Joshua Reynolds. “ He is undoubtedly admirable in this; but, in order to mark the characters which he draws, he overcharges them, and gives people more than they really have, whether of good or bad.”
No sooner did he, of whom we had been thus talking so easily, arrive, than we were all as quiet as a school upon the entrance of the head-master; and were very soon sat down to a table covered with such variety of good things, as contributed not a little to dispose him to be pleased.
RAMSAY. “ I am old enough to have been a contemporary of Pope. His poetry was highly admired in his life-time, more a great deal than after his death." JOHNSON. “ Sir, it has not been less ad. mired since his death; no authours ever had so much fame in their own life-time as Pope and Voltaire ; and Pope's poetry has been as much admired since his death as during his life; it has only not been as much talked of, but that is owing to its being now more distant, and people having other writings to talk of. Virgil is less talked of than Pope, and Homer is less talked of than Virgil; but they are not less admired. We must read what the world reads at the moment. It has been maintained that this. superfętation, this teeming of the press in modern times, is prejudicial to good literature, because it obliges us to read so much of what is of inferiour value, in order to be in the fashion; so that better works are neglected for want of time, because a man will have more gratification of his vanity in conversation, from having read modern books, than from having read the best works of antiquity. But it

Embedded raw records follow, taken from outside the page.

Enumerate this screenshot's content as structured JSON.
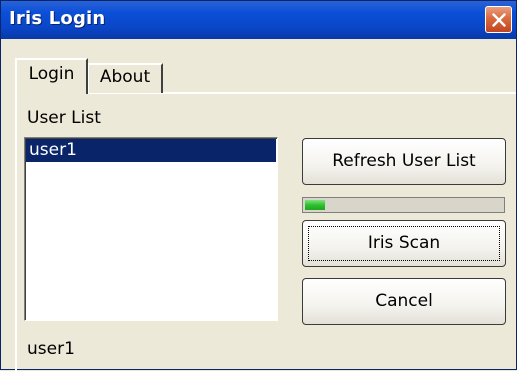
{
  "window": {
    "title": "Iris Login"
  },
  "tabs": [
    {
      "label": "Login",
      "active": true
    },
    {
      "label": "About",
      "active": false
    }
  ],
  "main": {
    "user_list_label": "User List",
    "users": [
      "user1"
    ],
    "selected_user": "user1",
    "status_text": "user1"
  },
  "buttons": {
    "refresh": "Refresh User List",
    "iris_scan": "Iris Scan",
    "cancel": "Cancel"
  },
  "progress": {
    "fraction": 0.1,
    "color": "#2fc02f"
  },
  "colors": {
    "title_bar": "#0b4fd8",
    "selection": "#0a246a",
    "close_button": "#d96a3f"
  },
  "icons": {
    "close": "close-icon"
  }
}
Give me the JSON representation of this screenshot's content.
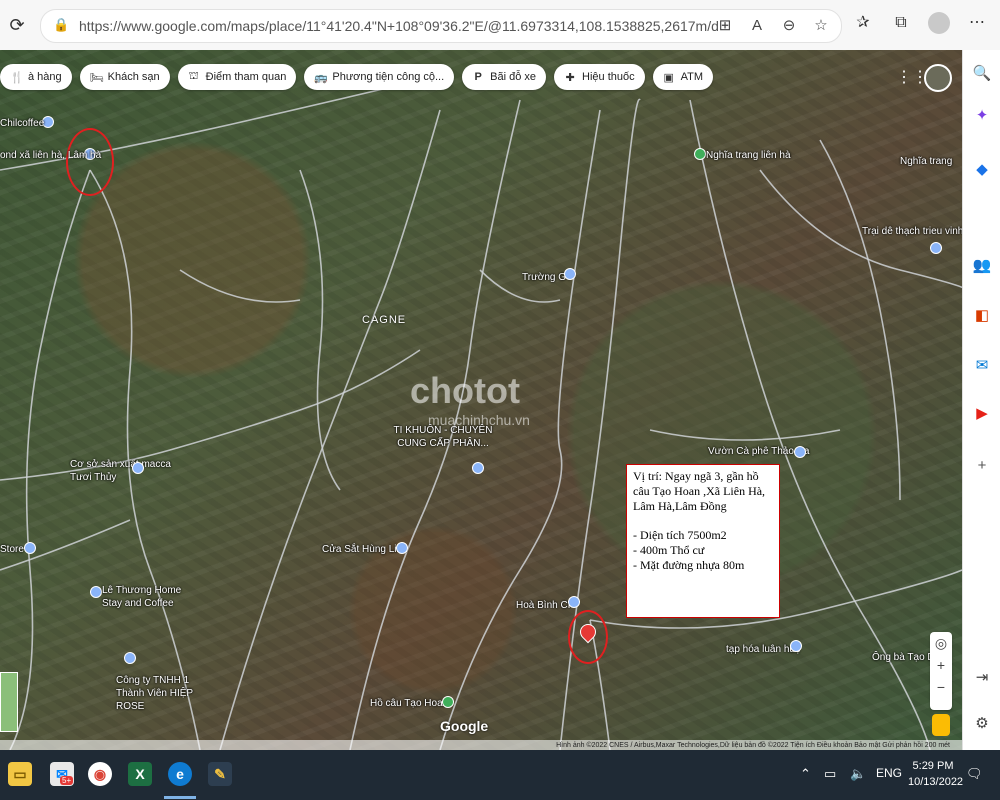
{
  "browser": {
    "url": "https://www.google.com/maps/place/11°41'20.4\"N+108°09'36.2\"E/@11.6973314,108.1538825,2617m/data=!3m1!1e3!4m5!3...",
    "url_icons": [
      "apps-icon",
      "read-aloud-icon",
      "zoom-icon",
      "favorite-add-icon"
    ],
    "toolbar_icons": [
      "favorites-icon",
      "collections-icon"
    ]
  },
  "map": {
    "chips": [
      {
        "label": "à hàng",
        "icon": "restaurant-icon"
      },
      {
        "label": "Khách sạn",
        "icon": "hotel-icon"
      },
      {
        "label": "Điểm tham quan",
        "icon": "attraction-icon"
      },
      {
        "label": "Phương tiện công cộ...",
        "icon": "transit-icon"
      },
      {
        "label": "Bãi đỗ xe",
        "icon": "parking-icon"
      },
      {
        "label": "Hiệu thuốc",
        "icon": "pharmacy-icon"
      },
      {
        "label": "ATM",
        "icon": "atm-icon"
      }
    ],
    "places": [
      {
        "label": "Chilcoffee",
        "pin": "blue"
      },
      {
        "label": "ond xã liên hà, Lâm hà",
        "pin": "blue"
      },
      {
        "label": "Nghĩa trang liên hà",
        "pin": "green"
      },
      {
        "label": "Nghĩa trang",
        "pin": "none"
      },
      {
        "label": "Trại dê thạch trieu vinh",
        "pin": "blue"
      },
      {
        "label": "Trường GT",
        "pin": "blue"
      },
      {
        "label": "TI KHUÔN - CHUYÊN CUNG CẤP PHÂN...",
        "pin": "blue"
      },
      {
        "label": "Cơ sở sản xuất macca Tươi Thủy",
        "pin": "blue"
      },
      {
        "label": "Store",
        "pin": "blue"
      },
      {
        "label": "Cửa Sắt Hùng Linh",
        "pin": "blue"
      },
      {
        "label": "Vườn Cà phê Thảo Na",
        "pin": "blue"
      },
      {
        "label": "Lê Thương Home Stay and Coffee",
        "pin": "blue"
      },
      {
        "label": "Hoà Bình CP",
        "pin": "blue"
      },
      {
        "label": "Công ty TNHH 1 Thành Viên HIỆP ROSE",
        "pin": "blue"
      },
      {
        "label": "tạp hóa luân huệ",
        "pin": "blue"
      },
      {
        "label": "Hồ câu Tạo Hoan",
        "pin": "green"
      },
      {
        "label": "Ông bà Tạo Diệu",
        "pin": "none"
      }
    ],
    "area_label": "CAGNE",
    "watermark": "chotot",
    "watermark_sub": "muachinhchu.vn",
    "callout_lines": [
      "Vị trí: Ngay ngã 3, gần hồ câu Tạo Hoan ,Xã Liên Hà, Lâm Hà,Lâm Đồng",
      "- Diện tích 7500m2",
      "- 400m Thổ cư",
      "- Mặt đường nhựa 80m"
    ],
    "google_logo": "Google",
    "attribution": "Hình ảnh ©2022 CNES / Airbus,Maxar Technologies,Dữ liệu bản đồ ©2022   Tiện ích   Điều khoản   Bảo mật   Gửi phản hồi   200 mét"
  },
  "sidebar_icons": [
    "search-icon",
    "copilot-icon",
    "shopping-icon",
    "people-icon",
    "office-icon",
    "outlook-icon",
    "youtube-icon",
    "add-icon",
    "hide-sidebar-icon",
    "settings-icon"
  ],
  "taskbar": {
    "apps": [
      "file-explorer-icon",
      "messenger-icon",
      "chrome-icon",
      "excel-icon",
      "edge-icon",
      "paint-icon"
    ],
    "badge": "5+",
    "language": "ENG",
    "time": "5:29 PM",
    "date": "10/13/2022"
  }
}
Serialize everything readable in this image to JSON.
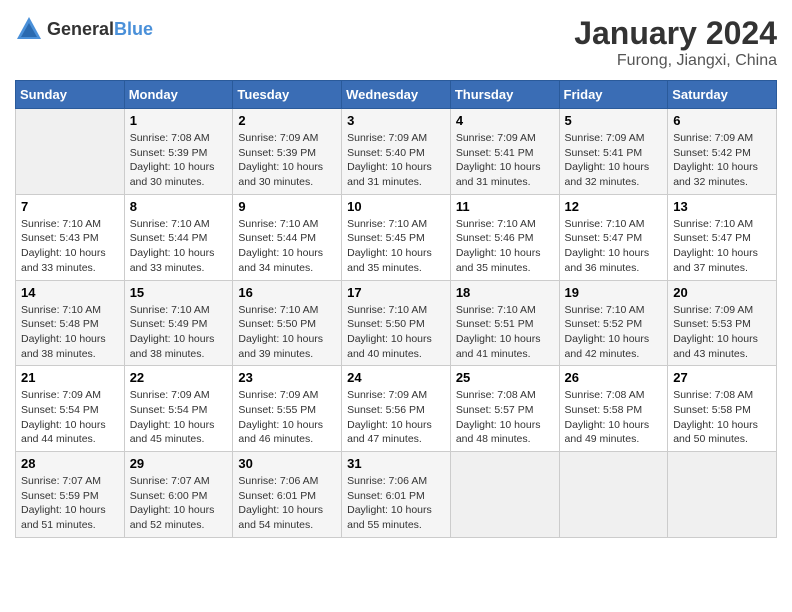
{
  "header": {
    "logo_general": "General",
    "logo_blue": "Blue",
    "title": "January 2024",
    "subtitle": "Furong, Jiangxi, China"
  },
  "weekdays": [
    "Sunday",
    "Monday",
    "Tuesday",
    "Wednesday",
    "Thursday",
    "Friday",
    "Saturday"
  ],
  "weeks": [
    [
      {
        "day": "",
        "sunrise": "",
        "sunset": "",
        "daylight": ""
      },
      {
        "day": "1",
        "sunrise": "Sunrise: 7:08 AM",
        "sunset": "Sunset: 5:39 PM",
        "daylight": "Daylight: 10 hours and 30 minutes."
      },
      {
        "day": "2",
        "sunrise": "Sunrise: 7:09 AM",
        "sunset": "Sunset: 5:39 PM",
        "daylight": "Daylight: 10 hours and 30 minutes."
      },
      {
        "day": "3",
        "sunrise": "Sunrise: 7:09 AM",
        "sunset": "Sunset: 5:40 PM",
        "daylight": "Daylight: 10 hours and 31 minutes."
      },
      {
        "day": "4",
        "sunrise": "Sunrise: 7:09 AM",
        "sunset": "Sunset: 5:41 PM",
        "daylight": "Daylight: 10 hours and 31 minutes."
      },
      {
        "day": "5",
        "sunrise": "Sunrise: 7:09 AM",
        "sunset": "Sunset: 5:41 PM",
        "daylight": "Daylight: 10 hours and 32 minutes."
      },
      {
        "day": "6",
        "sunrise": "Sunrise: 7:09 AM",
        "sunset": "Sunset: 5:42 PM",
        "daylight": "Daylight: 10 hours and 32 minutes."
      }
    ],
    [
      {
        "day": "7",
        "sunrise": "Sunrise: 7:10 AM",
        "sunset": "Sunset: 5:43 PM",
        "daylight": "Daylight: 10 hours and 33 minutes."
      },
      {
        "day": "8",
        "sunrise": "Sunrise: 7:10 AM",
        "sunset": "Sunset: 5:44 PM",
        "daylight": "Daylight: 10 hours and 33 minutes."
      },
      {
        "day": "9",
        "sunrise": "Sunrise: 7:10 AM",
        "sunset": "Sunset: 5:44 PM",
        "daylight": "Daylight: 10 hours and 34 minutes."
      },
      {
        "day": "10",
        "sunrise": "Sunrise: 7:10 AM",
        "sunset": "Sunset: 5:45 PM",
        "daylight": "Daylight: 10 hours and 35 minutes."
      },
      {
        "day": "11",
        "sunrise": "Sunrise: 7:10 AM",
        "sunset": "Sunset: 5:46 PM",
        "daylight": "Daylight: 10 hours and 35 minutes."
      },
      {
        "day": "12",
        "sunrise": "Sunrise: 7:10 AM",
        "sunset": "Sunset: 5:47 PM",
        "daylight": "Daylight: 10 hours and 36 minutes."
      },
      {
        "day": "13",
        "sunrise": "Sunrise: 7:10 AM",
        "sunset": "Sunset: 5:47 PM",
        "daylight": "Daylight: 10 hours and 37 minutes."
      }
    ],
    [
      {
        "day": "14",
        "sunrise": "Sunrise: 7:10 AM",
        "sunset": "Sunset: 5:48 PM",
        "daylight": "Daylight: 10 hours and 38 minutes."
      },
      {
        "day": "15",
        "sunrise": "Sunrise: 7:10 AM",
        "sunset": "Sunset: 5:49 PM",
        "daylight": "Daylight: 10 hours and 38 minutes."
      },
      {
        "day": "16",
        "sunrise": "Sunrise: 7:10 AM",
        "sunset": "Sunset: 5:50 PM",
        "daylight": "Daylight: 10 hours and 39 minutes."
      },
      {
        "day": "17",
        "sunrise": "Sunrise: 7:10 AM",
        "sunset": "Sunset: 5:50 PM",
        "daylight": "Daylight: 10 hours and 40 minutes."
      },
      {
        "day": "18",
        "sunrise": "Sunrise: 7:10 AM",
        "sunset": "Sunset: 5:51 PM",
        "daylight": "Daylight: 10 hours and 41 minutes."
      },
      {
        "day": "19",
        "sunrise": "Sunrise: 7:10 AM",
        "sunset": "Sunset: 5:52 PM",
        "daylight": "Daylight: 10 hours and 42 minutes."
      },
      {
        "day": "20",
        "sunrise": "Sunrise: 7:09 AM",
        "sunset": "Sunset: 5:53 PM",
        "daylight": "Daylight: 10 hours and 43 minutes."
      }
    ],
    [
      {
        "day": "21",
        "sunrise": "Sunrise: 7:09 AM",
        "sunset": "Sunset: 5:54 PM",
        "daylight": "Daylight: 10 hours and 44 minutes."
      },
      {
        "day": "22",
        "sunrise": "Sunrise: 7:09 AM",
        "sunset": "Sunset: 5:54 PM",
        "daylight": "Daylight: 10 hours and 45 minutes."
      },
      {
        "day": "23",
        "sunrise": "Sunrise: 7:09 AM",
        "sunset": "Sunset: 5:55 PM",
        "daylight": "Daylight: 10 hours and 46 minutes."
      },
      {
        "day": "24",
        "sunrise": "Sunrise: 7:09 AM",
        "sunset": "Sunset: 5:56 PM",
        "daylight": "Daylight: 10 hours and 47 minutes."
      },
      {
        "day": "25",
        "sunrise": "Sunrise: 7:08 AM",
        "sunset": "Sunset: 5:57 PM",
        "daylight": "Daylight: 10 hours and 48 minutes."
      },
      {
        "day": "26",
        "sunrise": "Sunrise: 7:08 AM",
        "sunset": "Sunset: 5:58 PM",
        "daylight": "Daylight: 10 hours and 49 minutes."
      },
      {
        "day": "27",
        "sunrise": "Sunrise: 7:08 AM",
        "sunset": "Sunset: 5:58 PM",
        "daylight": "Daylight: 10 hours and 50 minutes."
      }
    ],
    [
      {
        "day": "28",
        "sunrise": "Sunrise: 7:07 AM",
        "sunset": "Sunset: 5:59 PM",
        "daylight": "Daylight: 10 hours and 51 minutes."
      },
      {
        "day": "29",
        "sunrise": "Sunrise: 7:07 AM",
        "sunset": "Sunset: 6:00 PM",
        "daylight": "Daylight: 10 hours and 52 minutes."
      },
      {
        "day": "30",
        "sunrise": "Sunrise: 7:06 AM",
        "sunset": "Sunset: 6:01 PM",
        "daylight": "Daylight: 10 hours and 54 minutes."
      },
      {
        "day": "31",
        "sunrise": "Sunrise: 7:06 AM",
        "sunset": "Sunset: 6:01 PM",
        "daylight": "Daylight: 10 hours and 55 minutes."
      },
      {
        "day": "",
        "sunrise": "",
        "sunset": "",
        "daylight": ""
      },
      {
        "day": "",
        "sunrise": "",
        "sunset": "",
        "daylight": ""
      },
      {
        "day": "",
        "sunrise": "",
        "sunset": "",
        "daylight": ""
      }
    ]
  ]
}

must be considered, that we have now more know- 1778. ledge generally diffused ; all our ladies read now, Ætat.69. which is a great extension. Modern writers are the moons of literature; they shine with reflected light, with light borrowed from the ancients. Greece appears to me to be the fountain of knowledge; Rome of elegance.” RAMSAY." I suppose Homer's “Iliad' to be a collection of pieces which had been written before his time. I should like to see a translation of it in poetical prose, like the book of Ruth or Job.” ROBERTSON. “ Would you, Dr. Johnson, who are master of the English language, but try your hand upon a part of it.” Johnson. “Sir, you could not read it without the pleasure of verse.
We talked of antiquarian researches. Johnson. “ All that is really known of the ancient state of Bri. tain is contained in a few pages.
We can know no more than what the old writers have told us; yet what large books have we upon it, the whole of which, excepting such parts as are taken from those old writers, is all a dream, such as Whitaker's - Manchester.' I have heard Henry's . History of Britain' well spoken of; I am told it is carried on in separate divisions, as the civil, the military, the religious history; I wish much to have one branch well done, and that is the history of manners, of common life. ROBERTSON. “ Henry should have applied his attention to that alone, which is enough for any man; and he might have found a great deal scattered in
? This experiment, which Madame Dacier made in vain, has since been tried in our own language, by the editor of “ Ossian,” and we must either think very meanly of his abilities, or allow that Dr. Johnson was in the right. And Mr. Cowper, a man of real genius, has miserably failed in his blank verse translation.